WHAT TO DO -> Read the listing below and copy out each line where the word "curve" occurs.

────────────────

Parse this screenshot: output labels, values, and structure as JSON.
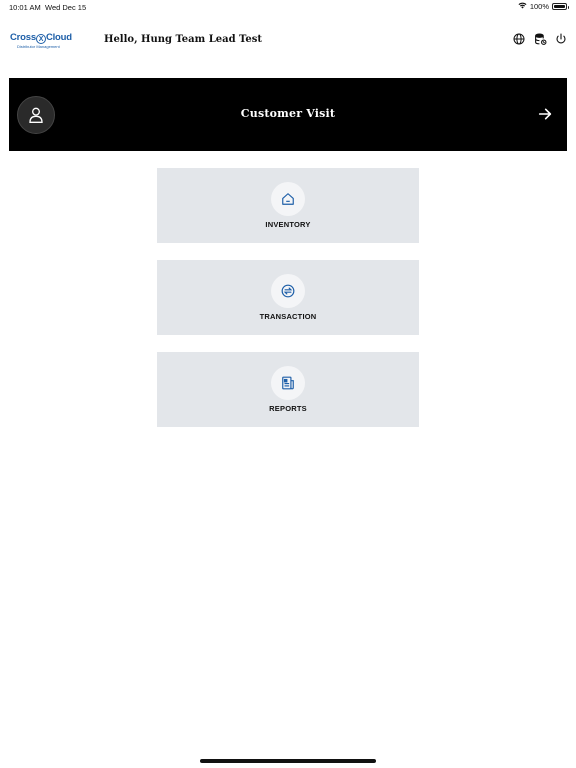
{
  "status_bar": {
    "time": "10:01 AM",
    "date": "Wed Dec 15",
    "battery": "100%",
    "battery_level": 1.0
  },
  "header": {
    "logo_brand_left": "Cross",
    "logo_brand_x": "X",
    "logo_brand_right": "Cloud",
    "logo_tagline": "Distributor Management",
    "greeting": "Hello,  Hung Team Lead Test",
    "icons": [
      "globe-icon",
      "database-sync-icon",
      "power-icon"
    ]
  },
  "banner": {
    "title": "Customer Visit",
    "icon": "user-icon",
    "action_icon": "arrow-right-icon"
  },
  "menu": [
    {
      "label": "INVENTORY",
      "icon": "home-icon"
    },
    {
      "label": "TRANSACTION",
      "icon": "exchange-icon"
    },
    {
      "label": "REPORTS",
      "icon": "report-icon"
    }
  ],
  "colors": {
    "accent": "#1e5fa8",
    "banner_bg": "#000000",
    "card_bg": "#e3e6ea"
  }
}
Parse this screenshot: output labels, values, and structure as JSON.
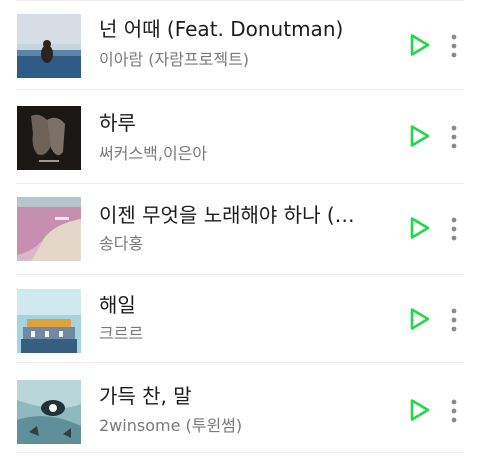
{
  "accent_color": "#1ed94a",
  "play_icon": "play-icon",
  "more_icon": "more-vertical-icon",
  "songs": [
    {
      "title": "넌 어때 (Feat. Donutman)",
      "artist": "이아람 (자람프로젝트)"
    },
    {
      "title": "하루",
      "artist": "써커스백,이은아"
    },
    {
      "title": "이젠 무엇을 노래해야 하나 (…",
      "artist": "송다홍"
    },
    {
      "title": "해일",
      "artist": "크르르"
    },
    {
      "title": "가득 찬, 말",
      "artist": "2winsome (투윈썸)"
    }
  ]
}
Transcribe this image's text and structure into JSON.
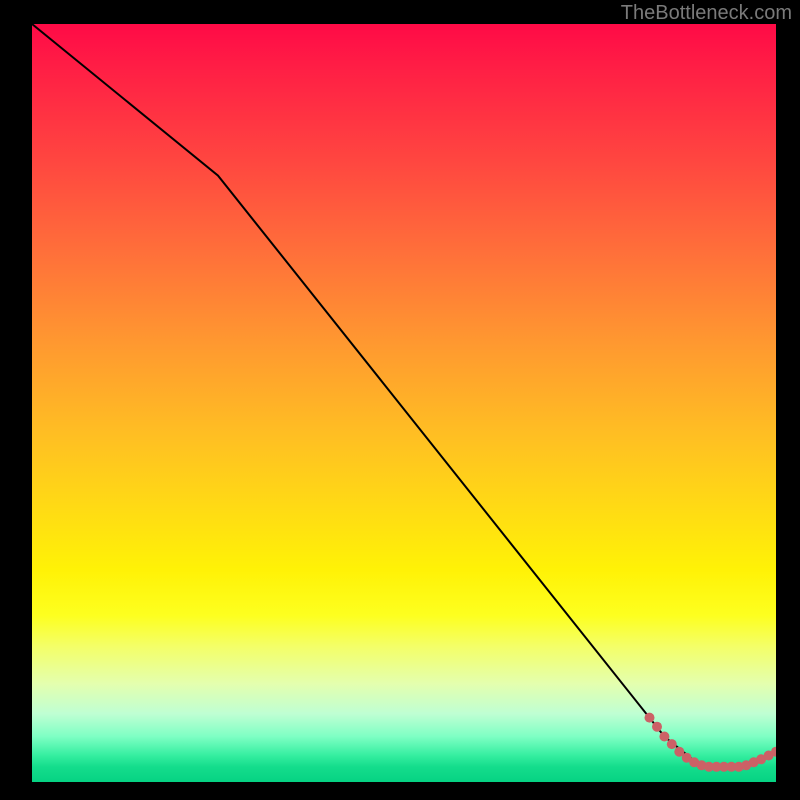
{
  "watermark": "TheBottleneck.com",
  "colors": {
    "marker": "#cc6166",
    "curve": "#000000"
  },
  "chart_data": {
    "type": "line",
    "title": "",
    "xlabel": "",
    "ylabel": "",
    "xlim": [
      0,
      100
    ],
    "ylim": [
      0,
      100
    ],
    "series": [
      {
        "name": "curve",
        "x": [
          0,
          25,
          85,
          90,
          95,
          100
        ],
        "y": [
          100,
          80,
          6,
          2,
          2,
          4
        ]
      },
      {
        "name": "highlighted-segment",
        "note": "thick salmon markers along the curve near the minimum",
        "x": [
          83,
          84,
          85,
          86,
          87,
          88,
          89,
          90,
          91,
          92,
          93,
          94,
          95,
          96,
          97,
          98,
          99,
          100
        ],
        "y": [
          8.5,
          7.3,
          6.0,
          5.0,
          4.0,
          3.2,
          2.6,
          2.2,
          2.0,
          2.0,
          2.0,
          2.0,
          2.0,
          2.2,
          2.6,
          3.0,
          3.5,
          4.0
        ]
      }
    ]
  }
}
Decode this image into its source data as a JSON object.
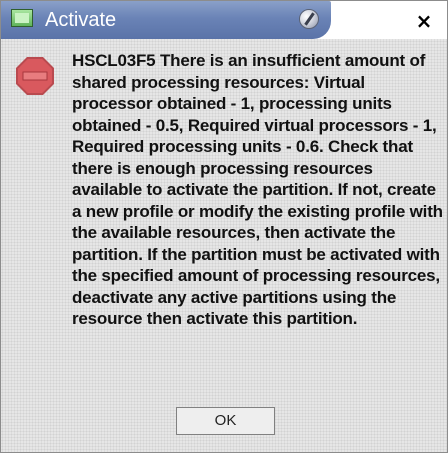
{
  "window": {
    "title": "Activate",
    "close_glyph": "×"
  },
  "icons": {
    "app": "app-window-icon",
    "title_control": "title-knob-icon",
    "message": "stop-error-icon"
  },
  "message": {
    "text": "HSCL03F5 There is an insufficient amount of shared processing resources: Virtual processor obtained - 1, processing units obtained - 0.5, Required virtual processors - 1, Required processing units - 0.6. Check that there is enough processing resources available to activate the partition. If not, create a new profile or modify the existing profile with the available resources, then activate the partition. If the partition must be activated with the specified amount of processing resources, deactivate any active partitions using the resource then activate this partition."
  },
  "buttons": {
    "ok_label": "OK"
  },
  "colors": {
    "titlebar": "#6a83b6",
    "dialog_background": "#e6e6e6",
    "stop_icon_fill": "#d9595e"
  }
}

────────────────

TASK ANSWER ->
    "curve": "#000000"
        "name": "curve",
        "note": "thick salmon markers along the curve near the minimum",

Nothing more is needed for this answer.